------ SOURCE MATERIAL
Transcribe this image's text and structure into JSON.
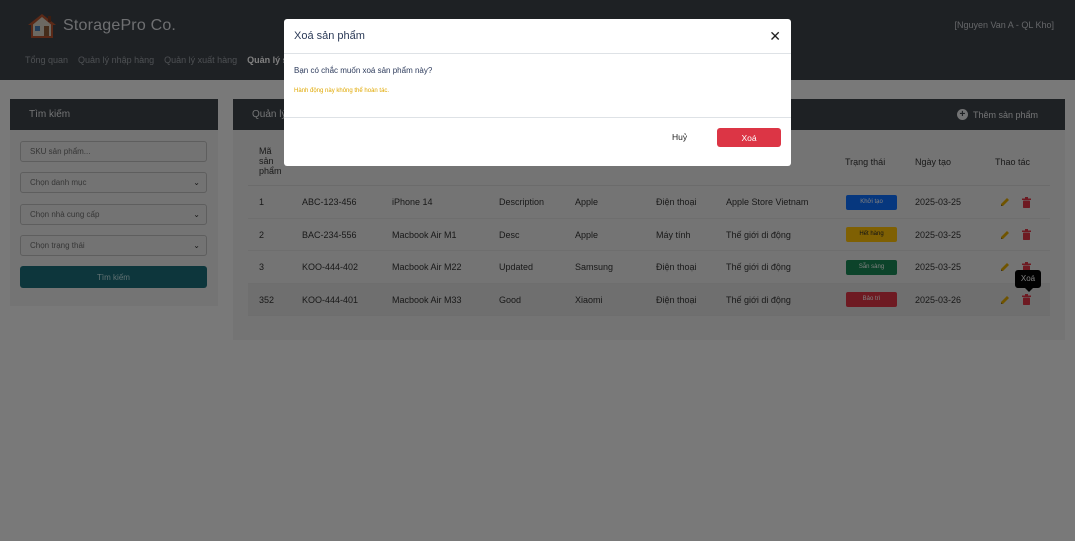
{
  "app": {
    "brand": "StoragePro Co.",
    "user": "[Nguyen Van A - QL Kho]"
  },
  "nav": [
    {
      "label": "Tổng quan"
    },
    {
      "label": "Quản lý nhập hàng"
    },
    {
      "label": "Quản lý xuất hàng"
    },
    {
      "label": "Quản lý sả"
    }
  ],
  "search": {
    "title": "Tìm kiếm",
    "sku_placeholder": "SKU sản phẩm...",
    "category": "Chọn danh mục",
    "supplier": "Chọn nhà cung cấp",
    "status": "Chọn trạng thái",
    "button": "Tìm kiếm"
  },
  "products": {
    "title": "Quản lý",
    "add_button": "Thêm sản phẩm",
    "col_id_lines": [
      "Mã",
      "sản",
      "phẩm"
    ],
    "col_status": "Trạng thái",
    "col_date": "Ngày tạo",
    "col_actions": "Thao tác",
    "rows": [
      {
        "id": "1",
        "sku": "ABC-123-456",
        "name": "iPhone 14",
        "desc": "Description",
        "brand": "Apple",
        "category": "Điện thoại",
        "supplier": "Apple Store Vietnam",
        "status": "Khởi tạo",
        "date": "2025-03-25"
      },
      {
        "id": "2",
        "sku": "BAC-234-556",
        "name": "Macbook Air M1",
        "desc": "Desc",
        "brand": "Apple",
        "category": "Máy tính",
        "supplier": "Thế giới di động",
        "status": "Hết hàng",
        "date": "2025-03-25"
      },
      {
        "id": "3",
        "sku": "KOO-444-402",
        "name": "Macbook Air M22",
        "desc": "Updated",
        "brand": "Samsung",
        "category": "Điện thoại",
        "supplier": "Thế giới di động",
        "status": "Sẵn sàng",
        "date": "2025-03-25"
      },
      {
        "id": "352",
        "sku": "KOO-444-401",
        "name": "Macbook Air M33",
        "desc": "Good",
        "brand": "Xiaomi",
        "category": "Điện thoại",
        "supplier": "Thế giới di động",
        "status": "Bảo trì",
        "date": "2025-03-26"
      }
    ]
  },
  "status_colors": {
    "Khởi tạo": {
      "bg": "#0d6efd",
      "fg": "#ffffff"
    },
    "Hết hàng": {
      "bg": "#ffc107",
      "fg": "#212529"
    },
    "Sẵn sàng": {
      "bg": "#198754",
      "fg": "#ffffff"
    },
    "Bảo trì": {
      "bg": "#dc3545",
      "fg": "#ffffff"
    }
  },
  "tooltip": "Xoá",
  "modal": {
    "title": "Xoá sản phẩm",
    "question": "Bạn có chắc muốn xoá sản phẩm này?",
    "warning": "Hành động này không thể hoàn tác.",
    "cancel": "Huỷ",
    "confirm": "Xoá",
    "close_icon": "close-icon"
  }
}
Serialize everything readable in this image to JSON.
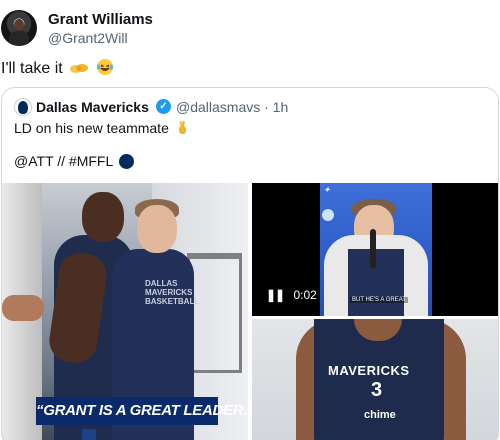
{
  "author": {
    "name": "Grant Williams",
    "handle": "@Grant2Will"
  },
  "tweet": {
    "text": "I'll take it",
    "emojis": [
      "handshake-icon",
      "laughing-crying-icon"
    ]
  },
  "quote": {
    "name": "Dallas Mavericks",
    "verified": true,
    "handle_time": "@dallasmavs · 1h",
    "line1": "LD on his new teammate",
    "line2": "@ATT // #MFFL",
    "media": {
      "photo_left_banner": "“GRANT IS A GREAT LEADER.”",
      "video_time": "0:02",
      "video_subtitle": "BUT HE'S A GREAT",
      "jersey_text": "MAVERICKS",
      "jersey_number": "3",
      "jersey_sponsor": "chime",
      "shirt_text": "DALLAS MAVERICKS BASKETBALL"
    }
  },
  "colors": {
    "accent": "#1d9bf0",
    "text": "#0f1419",
    "muted": "#536471",
    "border": "#cfd9de",
    "banner": "#0b2a6b"
  }
}
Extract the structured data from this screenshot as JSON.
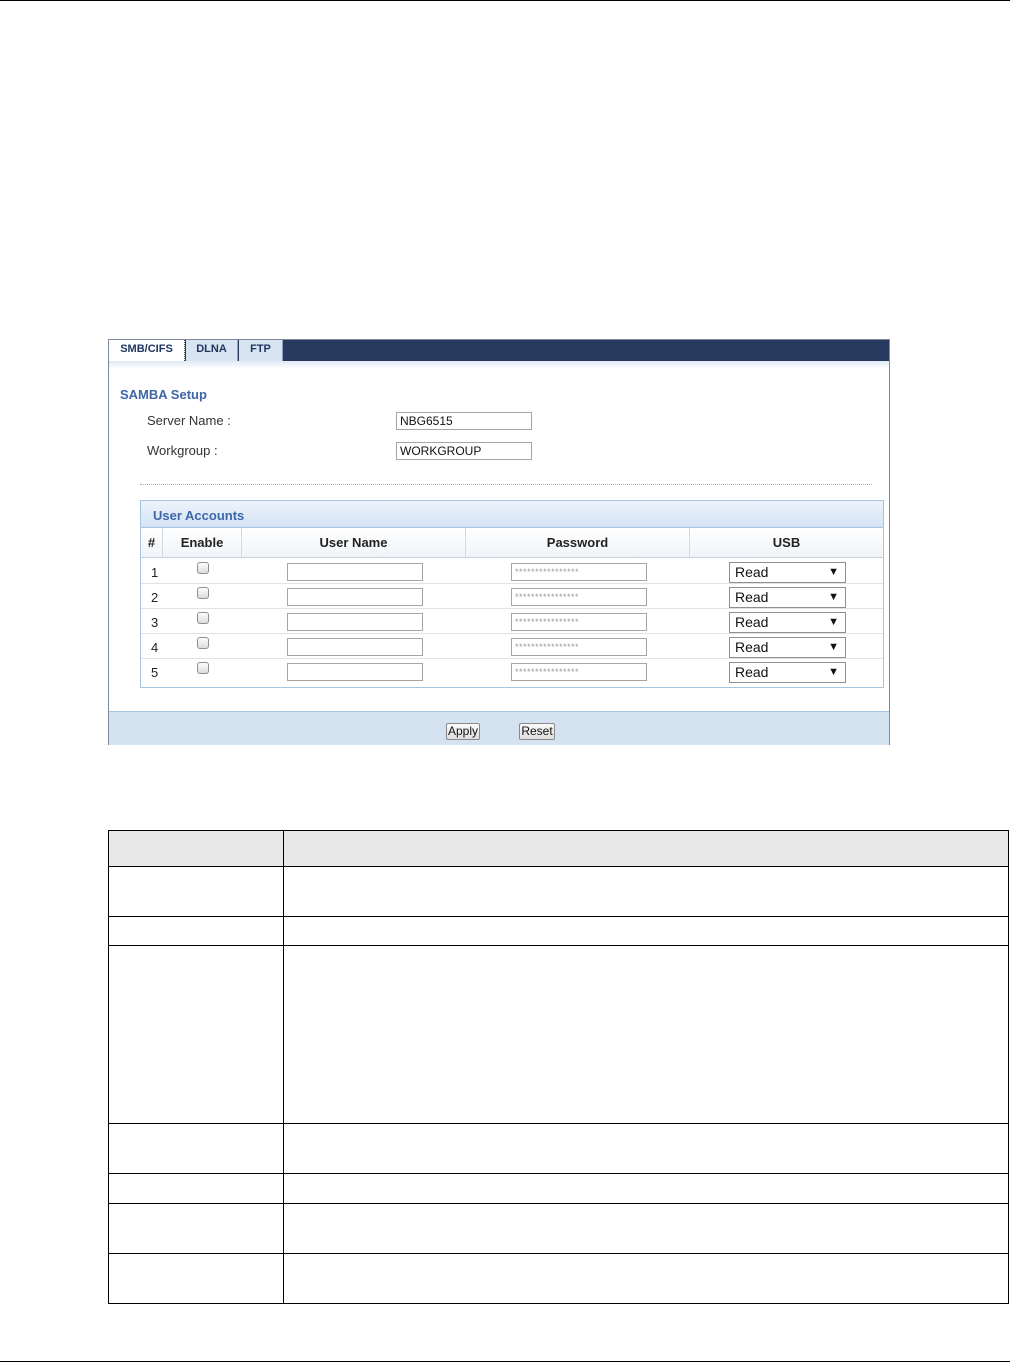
{
  "tabs": [
    {
      "label": "SMB/CIFS",
      "active": true
    },
    {
      "label": "DLNA",
      "active": false
    },
    {
      "label": "FTP",
      "active": false
    }
  ],
  "samba": {
    "section_title": "SAMBA Setup",
    "server_name_label": "Server Name :",
    "server_name_value": "NBG6515",
    "workgroup_label": "Workgroup :",
    "workgroup_value": "WORKGROUP"
  },
  "user_accounts": {
    "title": "User Accounts",
    "columns": [
      "#",
      "Enable",
      "User Name",
      "Password",
      "USB"
    ],
    "rows": [
      {
        "num": "1",
        "enabled": false,
        "user_name": "",
        "password": "****************",
        "usb": "Read"
      },
      {
        "num": "2",
        "enabled": false,
        "user_name": "",
        "password": "****************",
        "usb": "Read"
      },
      {
        "num": "3",
        "enabled": false,
        "user_name": "",
        "password": "****************",
        "usb": "Read"
      },
      {
        "num": "4",
        "enabled": false,
        "user_name": "",
        "password": "****************",
        "usb": "Read"
      },
      {
        "num": "5",
        "enabled": false,
        "user_name": "",
        "password": "****************",
        "usb": "Read"
      }
    ]
  },
  "buttons": {
    "apply": "Apply",
    "reset": "Reset"
  },
  "icons": {
    "dropdown_arrow": "▼"
  }
}
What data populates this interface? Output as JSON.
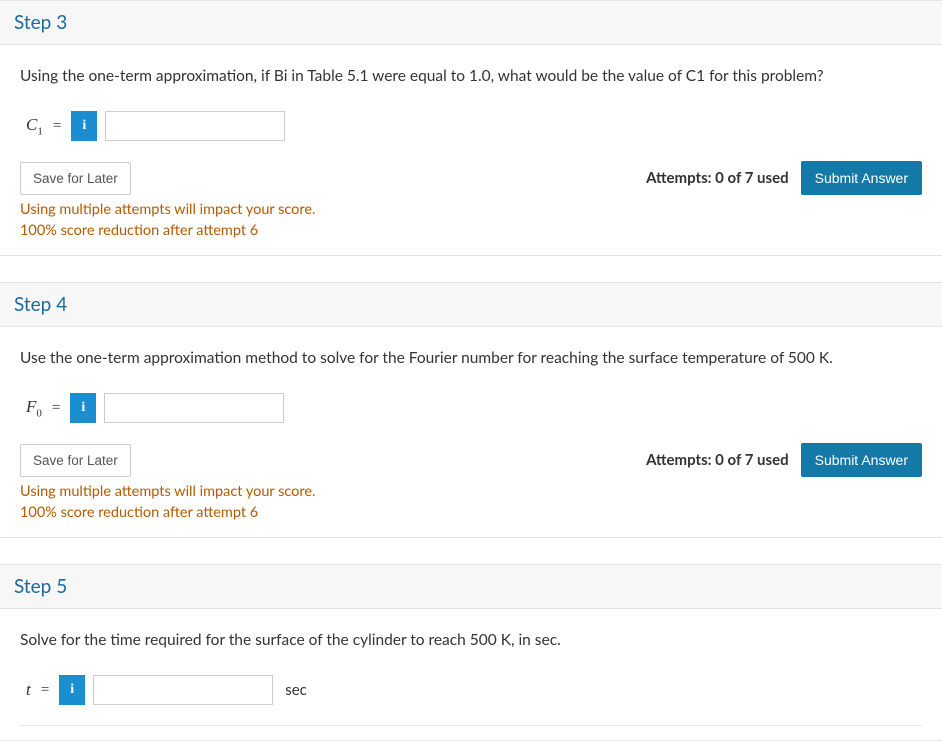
{
  "common": {
    "info_glyph": "i",
    "save_label": "Save for Later",
    "submit_label": "Submit Answer",
    "attempts_text": "Attempts: 0 of 7 used",
    "warn_line1": "Using multiple attempts will impact your score.",
    "warn_line2": "100% score reduction after attempt 6"
  },
  "steps": [
    {
      "title": "Step 3",
      "prompt": "Using the one-term approximation, if Bi in Table 5.1 were equal to 1.0, what would be the value of C1 for this problem?",
      "var_html": "C<sub>1</sub>",
      "eq": "=",
      "unit": "",
      "show_actions": true
    },
    {
      "title": "Step 4",
      "prompt": "Use the one-term approximation method to solve for the Fourier number for reaching the surface temperature of 500 K.",
      "var_html": "F<sub>0</sub>",
      "eq": "=",
      "unit": "",
      "show_actions": true
    },
    {
      "title": "Step 5",
      "prompt": "Solve for the time required for the surface of the cylinder to reach 500 K, in sec.",
      "var_html": "t",
      "eq": "=",
      "unit": "sec",
      "show_actions": false
    }
  ]
}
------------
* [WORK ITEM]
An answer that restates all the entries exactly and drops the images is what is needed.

* [SOLUTION FOR THIS EXERCISE]
Transcribe this image's text and structure into JSON.
{
  "app": {
    "brand": "StoragePro Co.",
    "user": "[Nguyen Van A - QL Kho]"
  },
  "nav": [
    {
      "label": "Tổng quan"
    },
    {
      "label": "Quản lý nhập hàng"
    },
    {
      "label": "Quản lý xuất hàng"
    },
    {
      "label": "Quản lý sả"
    }
  ],
  "search": {
    "title": "Tìm kiếm",
    "sku_placeholder": "SKU sản phẩm...",
    "category": "Chọn danh mục",
    "supplier": "Chọn nhà cung cấp",
    "status": "Chọn trạng thái",
    "button": "Tìm kiếm"
  },
  "products": {
    "title": "Quản lý",
    "add_button": "Thêm sản phẩm",
    "col_id_lines": [
      "Mã",
      "sản",
      "phẩm"
    ],
    "col_status": "Trạng thái",
    "col_date": "Ngày tạo",
    "col_actions": "Thao tác",
    "rows": [
      {
        "id": "1",
        "sku": "ABC-123-456",
        "name": "iPhone 14",
        "desc": "Description",
        "brand": "Apple",
        "category": "Điện thoại",
        "supplier": "Apple Store Vietnam",
        "status": "Khởi tạo",
        "date": "2025-03-25"
      },
      {
        "id": "2",
        "sku": "BAC-234-556",
        "name": "Macbook Air M1",
        "desc": "Desc",
        "brand": "Apple",
        "category": "Máy tính",
        "supplier": "Thế giới di động",
        "status": "Hết hàng",
        "date": "2025-03-25"
      },
      {
        "id": "3",
        "sku": "KOO-444-402",
        "name": "Macbook Air M22",
        "desc": "Updated",
        "brand": "Samsung",
        "category": "Điện thoại",
        "supplier": "Thế giới di động",
        "status": "Sẵn sàng",
        "date": "2025-03-25"
      },
      {
        "id": "352",
        "sku": "KOO-444-401",
        "name": "Macbook Air M33",
        "desc": "Good",
        "brand": "Xiaomi",
        "category": "Điện thoại",
        "supplier": "Thế giới di động",
        "status": "Bảo trì",
        "date": "2025-03-26"
      }
    ]
  },
  "status_colors": {
    "Khởi tạo": {
      "bg": "#0d6efd",
      "fg": "#ffffff"
    },
    "Hết hàng": {
      "bg": "#ffc107",
      "fg": "#212529"
    },
    "Sẵn sàng": {
      "bg": "#198754",
      "fg": "#ffffff"
    },
    "Bảo trì": {
      "bg": "#dc3545",
      "fg": "#ffffff"
    }
  },
  "tooltip": "Xoá",
  "modal": {
    "title": "Xoá sản phẩm",
    "question": "Bạn có chắc muốn xoá sản phẩm này?",
    "warning": "Hành động này không thể hoàn tác.",
    "cancel": "Huỷ",
    "confirm": "Xoá",
    "close_icon": "close-icon"
  }
}
Serialize everything readable in this image to JSON.
{
  "author": {
    "name": "Grant Williams",
    "handle": "@Grant2Will"
  },
  "tweet": {
    "text": "I'll take it",
    "emojis": [
      "handshake-icon",
      "laughing-crying-icon"
    ]
  },
  "quote": {
    "name": "Dallas Mavericks",
    "verified": true,
    "handle_time": "@dallasmavs · 1h",
    "line1": "LD on his new teammate",
    "line2": "@ATT // #MFFL",
    "media": {
      "photo_left_banner": "“GRANT IS A GREAT LEADER.”",
      "video_time": "0:02",
      "video_subtitle": "BUT HE'S A GREAT",
      "jersey_text": "MAVERICKS",
      "jersey_number": "3",
      "jersey_sponsor": "chime",
      "shirt_text": "DALLAS MAVERICKS BASKETBALL"
    }
  },
  "colors": {
    "accent": "#1d9bf0",
    "text": "#0f1419",
    "muted": "#536471",
    "border": "#cfd9de",
    "banner": "#0b2a6b"
  }
}
Extract the structured data from this screenshot as JSON.
{
  "tabs": [
    {
      "label": "SMB/CIFS",
      "active": true
    },
    {
      "label": "DLNA",
      "active": false
    },
    {
      "label": "FTP",
      "active": false
    }
  ],
  "samba": {
    "section_title": "SAMBA Setup",
    "server_name_label": "Server Name :",
    "server_name_value": "NBG6515",
    "workgroup_label": "Workgroup :",
    "workgroup_value": "WORKGROUP"
  },
  "user_accounts": {
    "title": "User Accounts",
    "columns": [
      "#",
      "Enable",
      "User Name",
      "Password",
      "USB"
    ],
    "rows": [
      {
        "num": "1",
        "enabled": false,
        "user_name": "",
        "password": "****************",
        "usb": "Read"
      },
      {
        "num": "2",
        "enabled": false,
        "user_name": "",
        "password": "****************",
        "usb": "Read"
      },
      {
        "num": "3",
        "enabled": false,
        "user_name": "",
        "password": "****************",
        "usb": "Read"
      },
      {
        "num": "4",
        "enabled": false,
        "user_name": "",
        "password": "****************",
        "usb": "Read"
      },
      {
        "num": "5",
        "enabled": false,
        "user_name": "",
        "password": "****************",
        "usb": "Read"
      }
    ]
  },
  "buttons": {
    "apply": "Apply",
    "reset": "Reset"
  },
  "icons": {
    "dropdown_arrow": "▼"
  }
}
What data populates this interface? Output as JSON.
{
  "common": {
    "info_glyph": "i",
    "save_label": "Save for Later",
    "submit_label": "Submit Answer",
    "attempts_text": "Attempts: 0 of 7 used",
    "warn_line1": "Using multiple attempts will impact your score.",
    "warn_line2": "100% score reduction after attempt 6"
  },
  "steps": [
    {
      "title": "Step 3",
      "prompt": "Using the one-term approximation, if Bi in Table 5.1 were equal to 1.0, what would be the value of C1 for this problem?",
      "var_html": "C<sub>1</sub>",
      "eq": "=",
      "unit": "",
      "show_actions": true
    },
    {
      "title": "Step 4",
      "prompt": "Use the one-term approximation method to solve for the Fourier number for reaching the surface temperature of 500 K.",
      "var_html": "F<sub>0</sub>",
      "eq": "=",
      "unit": "",
      "show_actions": true
    },
    {
      "title": "Step 5",
      "prompt": "Solve for the time required for the surface of the cylinder to reach 500 K, in sec.",
      "var_html": "t",
      "eq": "=",
      "unit": "sec",
      "show_actions": false
    }
  ]
}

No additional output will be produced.